Kent Waugh – Making Math Come to Life:
My fifth-grade schoolteacher Ms. Webb taught us about probability sampling. As each student entered the classroom, we were given a ketchup cup and were presented with a large bowl full of red and black beans. The bowl contained an uneven amount of each colour. We filled each ketchup cup with beans about twenty times and determined the colour ratio. Ms. Webb then revealed the red to black bean ratio in the large bowl. To our surprise the ratio we received from our small representative sample was only one or two percent different from the grand total. I remember thinking how cool it was that you could use math in such a way. We weren’t just predicting something but tangibly drawing a conclusion with a precise level of accuracy. It was fascinating!
Even now, when I walk client-partners through something they are not familiar with, I try to be as pragmatic as possible in my approach. Tangible examples like the one Ms. Webb gave our class make the math principle, or in our case research insights, truly come to life.
Rupinder Baweja – Mindset is Everything:
I was born in the lower mainland and raised by parents who only communicated with me in Punjabi. My school was not prepared for ESL and treated my "lack of communication and understanding skills" as a disability. Those early years had an impact on my self-efficacy and diminished the amount of effort I was willing to put in.
After one particularly dismal math test, my 5th grade teacher announced that I would be staying in for lunch until I “got math”. Within two short lunch periods I learned how to work through math concepts one step at a time. Breaking things down changed how I saw every problem, so much so that I still remember that lightbulb moment today. I achieved the highest mark on our very next math test and began applying this methodology to every learning opportunity that followed.
At The W Group, my team and I utilize these strategies in how we approach projects and support our client-partners' needs. Mindset is everything. By helping client-partners break projects down by their intent, research objectives, and scope we can deliver on anything we set out to do!
Amanda Jacques – Chess for Critical Thinking:
I attended school in Ontario. In the fourth grade my teacher was having difficulty getting the class to concentrate so he brought in chess sets. His intention was to teach us about the power of critical thinking. After learning the fundamentals, we set up stations across the classroom and held a tournament. I did not win against my peers that day but went on in the next few years to become a provincial chess champion among both genders in my age group.
When we played chess, we had to learn how to analyze a situation and devise creative solutions. We were expected to strategize at least 3 steps ahead while staying focused on the important factors in the moment. It was common for players to put up a valuable piece as bait in order to clear a better path, so I quickly learned to eliminate distractions and gain perspective.
Problem-solving, self-awareness, intuition, and planning have been invaluable skills throughout my career, and they all began with a game of chess. At The W Group one of our core values is “Finding Yes”. We approach challenges with a solution seeking mindset. Playing chess has reinforced the belief that there is always at least one solution, you just have to be willing to find it.

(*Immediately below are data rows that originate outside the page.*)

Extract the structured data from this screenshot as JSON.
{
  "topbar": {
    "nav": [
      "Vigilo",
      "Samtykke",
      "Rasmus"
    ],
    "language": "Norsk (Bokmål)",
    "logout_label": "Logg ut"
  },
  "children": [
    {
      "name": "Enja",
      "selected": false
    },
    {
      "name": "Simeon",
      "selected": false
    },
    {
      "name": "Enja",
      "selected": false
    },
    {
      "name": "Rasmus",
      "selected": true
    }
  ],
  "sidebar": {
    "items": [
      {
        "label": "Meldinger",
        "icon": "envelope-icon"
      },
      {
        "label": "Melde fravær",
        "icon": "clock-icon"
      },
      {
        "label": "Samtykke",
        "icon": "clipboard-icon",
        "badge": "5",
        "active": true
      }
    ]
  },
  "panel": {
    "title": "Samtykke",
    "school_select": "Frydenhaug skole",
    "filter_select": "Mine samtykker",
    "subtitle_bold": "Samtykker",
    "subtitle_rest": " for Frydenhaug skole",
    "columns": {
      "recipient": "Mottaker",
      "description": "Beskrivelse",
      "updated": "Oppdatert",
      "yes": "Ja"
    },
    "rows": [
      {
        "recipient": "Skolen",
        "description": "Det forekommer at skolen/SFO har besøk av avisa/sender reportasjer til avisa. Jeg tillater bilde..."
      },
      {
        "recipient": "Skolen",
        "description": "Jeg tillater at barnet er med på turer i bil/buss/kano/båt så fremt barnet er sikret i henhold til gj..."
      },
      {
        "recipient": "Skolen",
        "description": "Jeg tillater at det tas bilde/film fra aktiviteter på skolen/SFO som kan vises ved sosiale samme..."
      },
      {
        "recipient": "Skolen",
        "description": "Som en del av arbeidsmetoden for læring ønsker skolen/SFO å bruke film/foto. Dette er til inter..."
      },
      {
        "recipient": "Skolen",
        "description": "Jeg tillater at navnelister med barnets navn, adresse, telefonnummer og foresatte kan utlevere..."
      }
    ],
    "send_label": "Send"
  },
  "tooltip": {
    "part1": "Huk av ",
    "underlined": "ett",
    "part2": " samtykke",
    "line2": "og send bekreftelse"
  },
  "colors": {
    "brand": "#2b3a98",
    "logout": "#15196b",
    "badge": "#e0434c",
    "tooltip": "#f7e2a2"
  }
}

Let us know in the comments below what memorable lessons you learned in school!